About the Center for Condensed Matter Research
The Center will support ongoing work at Hofstra on practical applications of physics such as photocells, more powerful computers, physics of the heart and various types of networks, including ecosystems. Condensed matter physics deals with the macroscopic physical properties of matter, particularly the "condensed" phases that appear whenever the number of constituents in a system is extremely large and the interactions between the constituents are strong. This includes quantum systems, classical physical systems, chemical systems, biological systems, and even networks.
“The Center will be a focus for research in condensed matter at Hofstra University, building on strong efforts by many faculty,” said Harold Hastings, Ph.D., chair of Physics and Astronomy and director of the new center. “The Center will support nationally known visitors, Hofstra students, and Hofstra faculty. The Center will help strengthen physics research and research training of students at Hofstra, building upon a strong recent past towards an even stronger future.”
Among the work underway by faculty at Hofstra:
- Dr. Rohana Garuthara is working to develop a low cost, easily and safely manufactured photocell largely aimed at the developing world. The development of such a locally manufactured photocell could profoundly improve the lives of many people, while reducing the emission of greenhouse gases and thus reducing global worming.
- Drs. Sabrina Sobel and Hastings are studying chemical reactions which develop spontaneous oscillations, whose dynamics are a chemical analog for the dynamics of pacemaker cells in the heart.
- Dr. Hastings is studying the stability properties of large networks, with an aim towards better understanding failures in a diverse variety of networks ranging from ecosystems to the power grid.
- Drs. Gregory Levine and Maxim Marienko are studying a variety of properties of quantum systems related to a potential quantum computer. In principle, a quantum computer could be many times more powerful than existing computers.

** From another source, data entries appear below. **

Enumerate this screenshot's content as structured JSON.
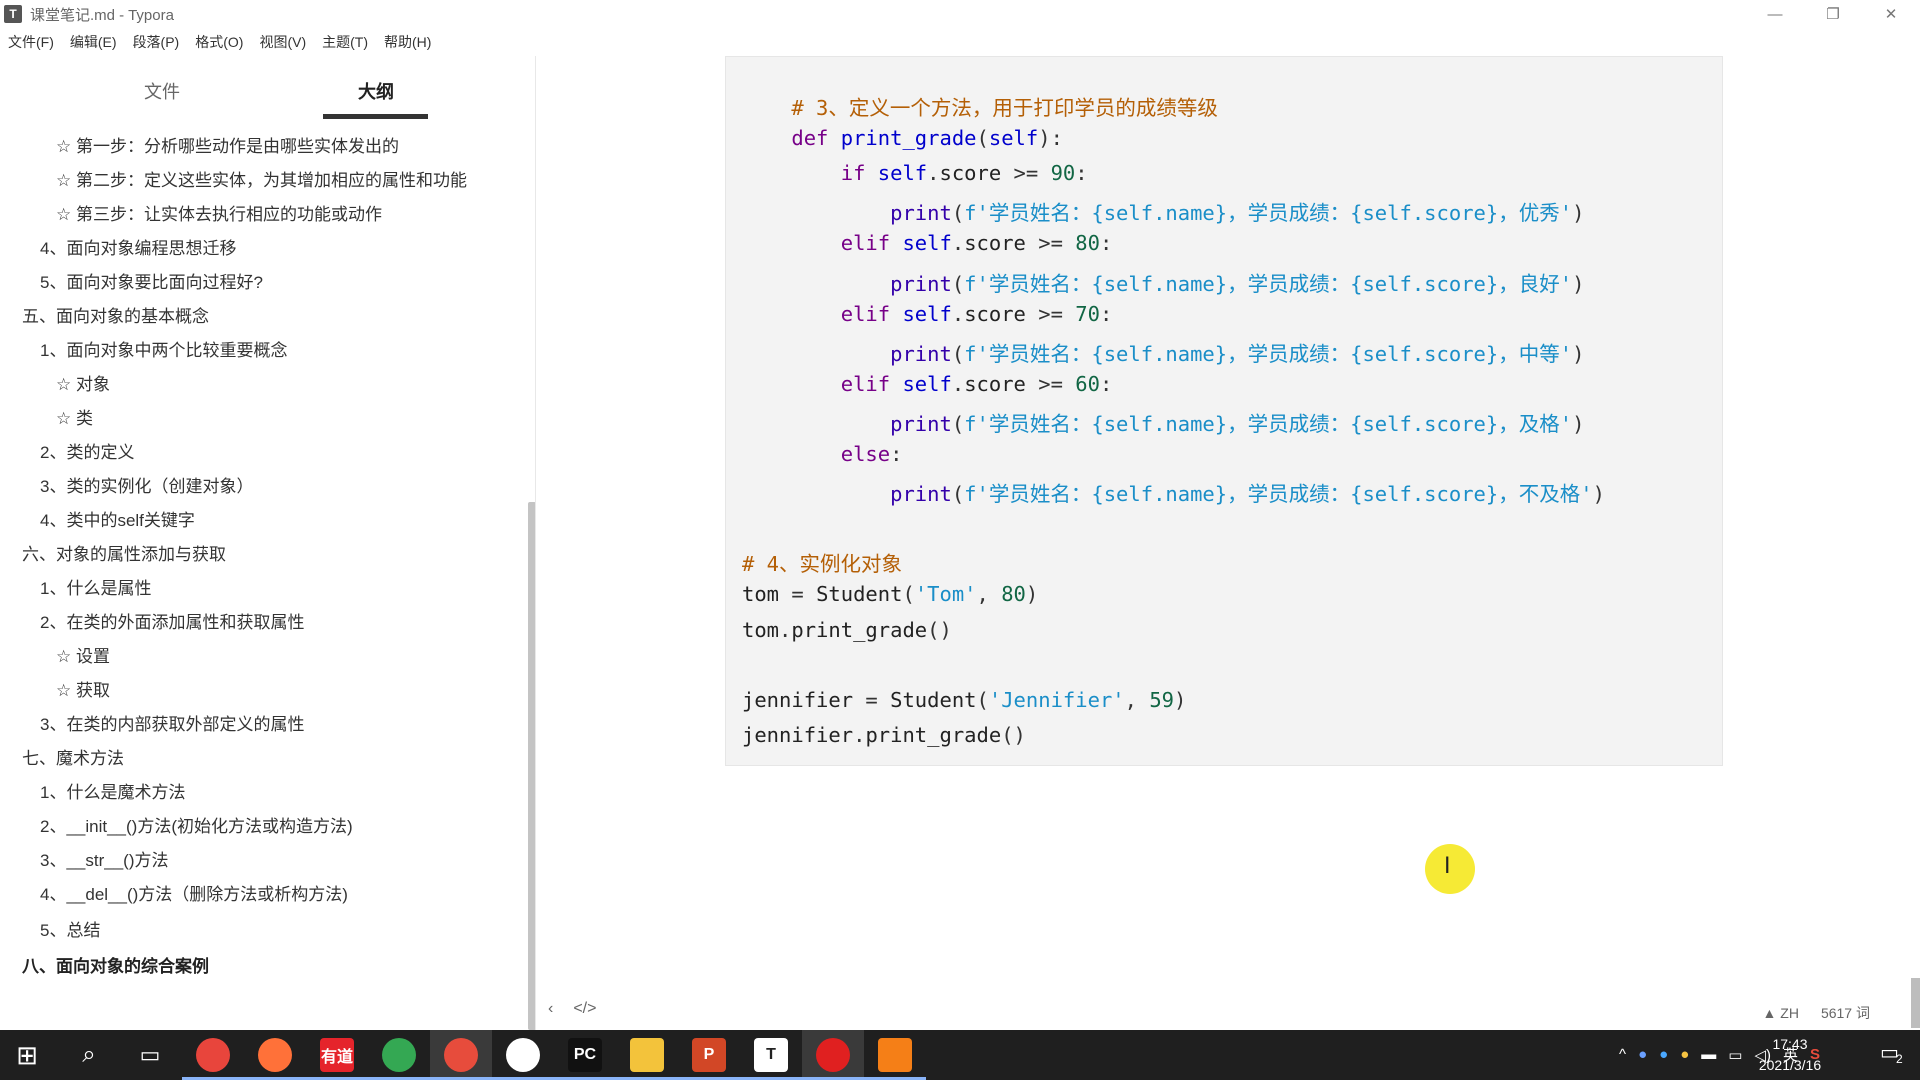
{
  "window": {
    "title": "课堂笔记.md - Typora",
    "app_icon": "T",
    "minimize": "—",
    "restore": "❐",
    "close": "✕"
  },
  "menu": [
    "文件(F)",
    "编辑(E)",
    "段落(P)",
    "格式(O)",
    "视图(V)",
    "主题(T)",
    "帮助(H)"
  ],
  "sidebar": {
    "tab_files": "文件",
    "tab_outline": "大纲",
    "outline": [
      {
        "text": "☆ 第一步：分析哪些动作是由哪些实体发出的",
        "bold": false
      },
      {
        "text": "☆ 第二步：定义这些实体，为其增加相应的属性和功能",
        "bold": false
      },
      {
        "text": "☆ 第三步：让实体去执行相应的功能或动作",
        "bold": false
      },
      {
        "text": "4、面向对象编程思想迁移",
        "bold": false
      },
      {
        "text": "5、面向对象要比面向过程好?",
        "bold": false
      },
      {
        "text": "五、面向对象的基本概念",
        "bold": false
      },
      {
        "text": "1、面向对象中两个比较重要概念",
        "bold": false
      },
      {
        "text": "☆ 对象",
        "bold": false
      },
      {
        "text": "☆ 类",
        "bold": false
      },
      {
        "text": "2、类的定义",
        "bold": false
      },
      {
        "text": "3、类的实例化（创建对象）",
        "bold": false
      },
      {
        "text": "4、类中的self关键字",
        "bold": false
      },
      {
        "text": "六、对象的属性添加与获取",
        "bold": false
      },
      {
        "text": "1、什么是属性",
        "bold": false
      },
      {
        "text": "2、在类的外面添加属性和获取属性",
        "bold": false
      },
      {
        "text": "☆ 设置",
        "bold": false
      },
      {
        "text": "☆ 获取",
        "bold": false
      },
      {
        "text": "3、在类的内部获取外部定义的属性",
        "bold": false
      },
      {
        "text": "七、魔术方法",
        "bold": false
      },
      {
        "text": "1、什么是魔术方法",
        "bold": false
      },
      {
        "text": "2、__init__()方法(初始化方法或构造方法)",
        "bold": false
      },
      {
        "text": "3、__str__()方法",
        "bold": false
      },
      {
        "text": "4、__del__()方法（删除方法或析构方法)",
        "bold": false
      },
      {
        "text": "5、总结",
        "bold": false
      },
      {
        "text": "八、面向对象的综合案例",
        "bold": true
      }
    ]
  },
  "code": {
    "language": "python",
    "lines": [
      "    # 3、定义一个方法，用于打印学员的成绩等级",
      "    def print_grade(self):",
      "        if self.score >= 90:",
      "            print(f'学员姓名：{self.name}，学员成绩：{self.score}，优秀')",
      "        elif self.score >= 80:",
      "            print(f'学员姓名：{self.name}，学员成绩：{self.score}，良好')",
      "        elif self.score >= 70:",
      "            print(f'学员姓名：{self.name}，学员成绩：{self.score}，中等')",
      "        elif self.score >= 60:",
      "            print(f'学员姓名：{self.name}，学员成绩：{self.score}，及格')",
      "        else:",
      "            print(f'学员姓名：{self.name}，学员成绩：{self.score}，不及格')",
      "",
      "# 4、实例化对象",
      "tom = Student('Tom', 80)",
      "tom.print_grade()",
      "",
      "jennifier = Student('Jennifier', 59)",
      "jennifier.print_grade()"
    ]
  },
  "statusbar": {
    "toggle_sidebar": "‹",
    "source_mode": "</>",
    "lang": "ZH",
    "word_count": "5617 词"
  },
  "taskbar": {
    "start": "⊞",
    "search": "⌕",
    "task_view": "▭",
    "apps": [
      {
        "name": "chrome",
        "label": "",
        "color": "#e8453c"
      },
      {
        "name": "firefox",
        "label": "",
        "color": "#ff7139"
      },
      {
        "name": "youdao",
        "label": "有道",
        "color": "#e5242b"
      },
      {
        "name": "photos",
        "label": "",
        "color": "#34a853"
      },
      {
        "name": "recorder",
        "label": "",
        "color": "#e74c3c"
      },
      {
        "name": "clock",
        "label": "",
        "color": "#ffffff"
      },
      {
        "name": "pycharm",
        "label": "PC",
        "color": "#111111"
      },
      {
        "name": "explorer",
        "label": "",
        "color": "#f3c33b"
      },
      {
        "name": "powerpoint",
        "label": "P",
        "color": "#d24726"
      },
      {
        "name": "typora",
        "label": "T",
        "color": "#ffffff"
      },
      {
        "name": "record",
        "label": "",
        "color": "#e02020"
      },
      {
        "name": "sublime",
        "label": "",
        "color": "#f57f17"
      }
    ],
    "tray_ime": "英",
    "time": "17:43",
    "date": "2021/3/16",
    "notifications": "2"
  }
}
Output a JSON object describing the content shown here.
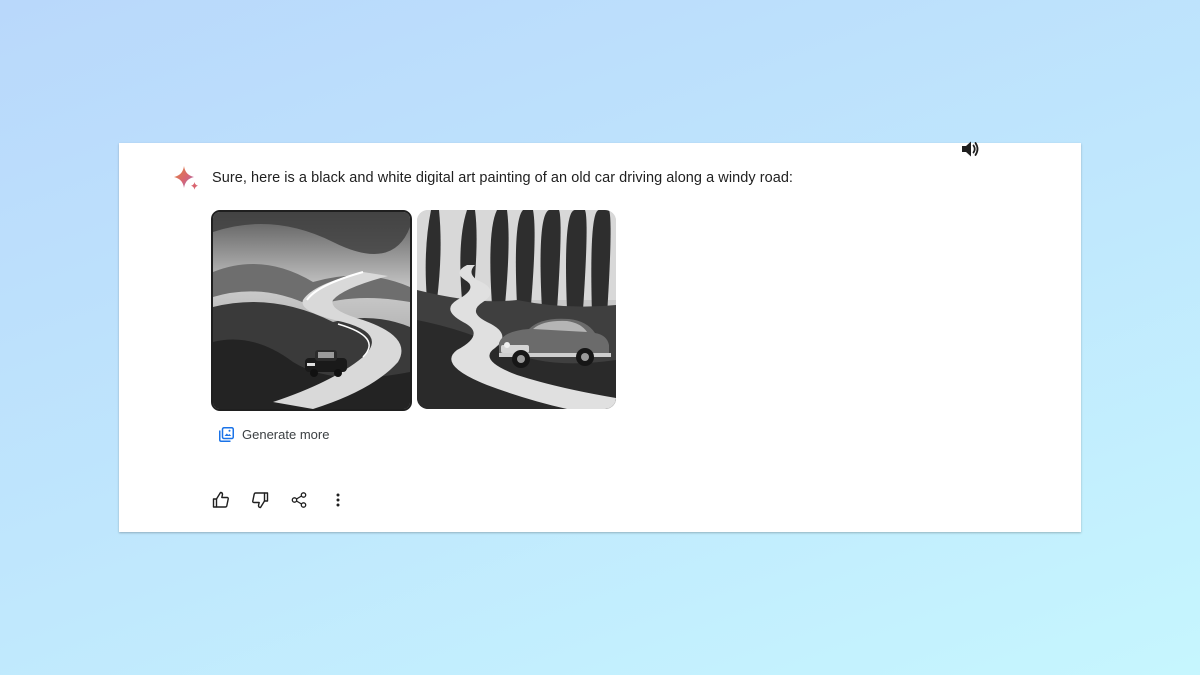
{
  "response": {
    "text": "Sure, here is a black and white digital art painting of an old car driving along a windy road:"
  },
  "images": [
    {
      "icon": "generated-image-1",
      "selected": true
    },
    {
      "icon": "generated-image-2",
      "selected": false
    }
  ],
  "generate_more": {
    "label": "Generate more",
    "icon": "generate-images-icon"
  },
  "actions": [
    {
      "icon": "thumbs-up-icon"
    },
    {
      "icon": "thumbs-down-icon"
    },
    {
      "icon": "share-icon"
    },
    {
      "icon": "more-vert-icon"
    }
  ],
  "toolbar": {
    "speaker_icon": "volume-icon"
  },
  "colors": {
    "background_top": "#b9d8fb",
    "background_bottom": "#c6f6fe",
    "card": "#ffffff",
    "text": "#1f1f1f",
    "accent_blue": "#1a73e8",
    "sparkle_pink": "#d96570",
    "sparkle_gold": "#d9a14a"
  }
}
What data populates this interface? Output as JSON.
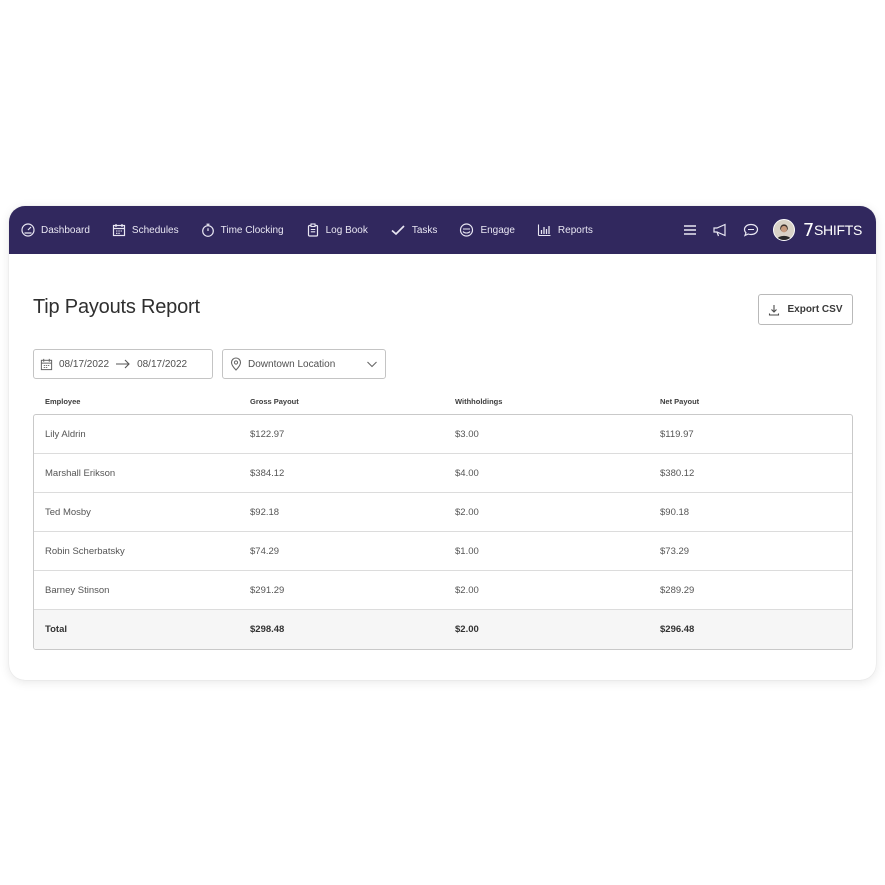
{
  "nav": {
    "items": [
      {
        "label": "Dashboard",
        "icon": "dashboard-icon"
      },
      {
        "label": "Schedules",
        "icon": "calendar-icon"
      },
      {
        "label": "Time Clocking",
        "icon": "stopwatch-icon"
      },
      {
        "label": "Log Book",
        "icon": "clipboard-icon"
      },
      {
        "label": "Tasks",
        "icon": "checkmark-icon"
      },
      {
        "label": "Engage",
        "icon": "engage-icon"
      },
      {
        "label": "Reports",
        "icon": "bar-chart-icon"
      }
    ],
    "logo": {
      "number": "7",
      "text": "SHIFTS"
    },
    "background": "#31285e"
  },
  "page": {
    "title": "Tip Payouts Report",
    "export_label": "Export CSV"
  },
  "filters": {
    "date_start": "08/17/2022",
    "date_end": "08/17/2022",
    "location": "Downtown Location"
  },
  "table": {
    "headers": [
      "Employee",
      "Gross Payout",
      "Withholdings",
      "Net Payout"
    ],
    "rows": [
      [
        "Lily Aldrin",
        "$122.97",
        "$3.00",
        "$119.97"
      ],
      [
        "Marshall Erikson",
        "$384.12",
        "$4.00",
        "$380.12"
      ],
      [
        "Ted Mosby",
        "$92.18",
        "$2.00",
        "$90.18"
      ],
      [
        "Robin Scherbatsky",
        "$74.29",
        "$1.00",
        "$73.29"
      ],
      [
        "Barney Stinson",
        "$291.29",
        "$2.00",
        "$289.29"
      ]
    ],
    "total": [
      "Total",
      "$298.48",
      "$2.00",
      "$296.48"
    ]
  }
}
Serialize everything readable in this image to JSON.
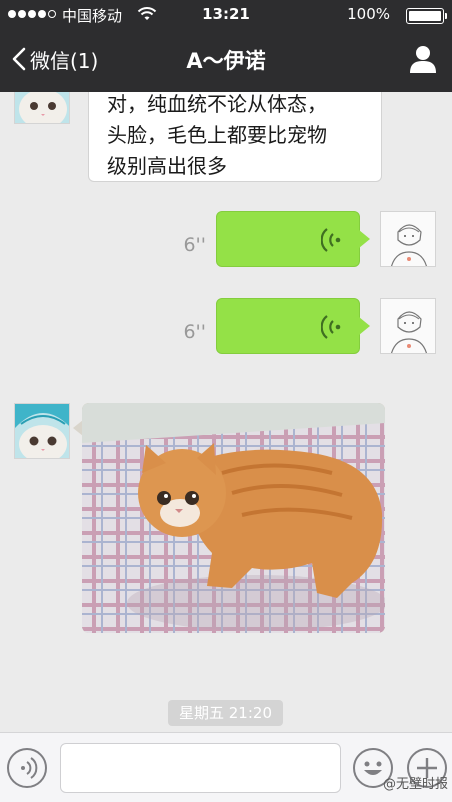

The Center was established through a $525,000 congressional grant through the U.S. Department of Energy. U.S. Rep. Carolyn McCarthy (D-Mineola) played a key role in obtaining the funding for the Center. The grant will support research training for students who go on to become productive scientists and teachers, and will support for faculty, equipment and collaboration for the period 2008-2011.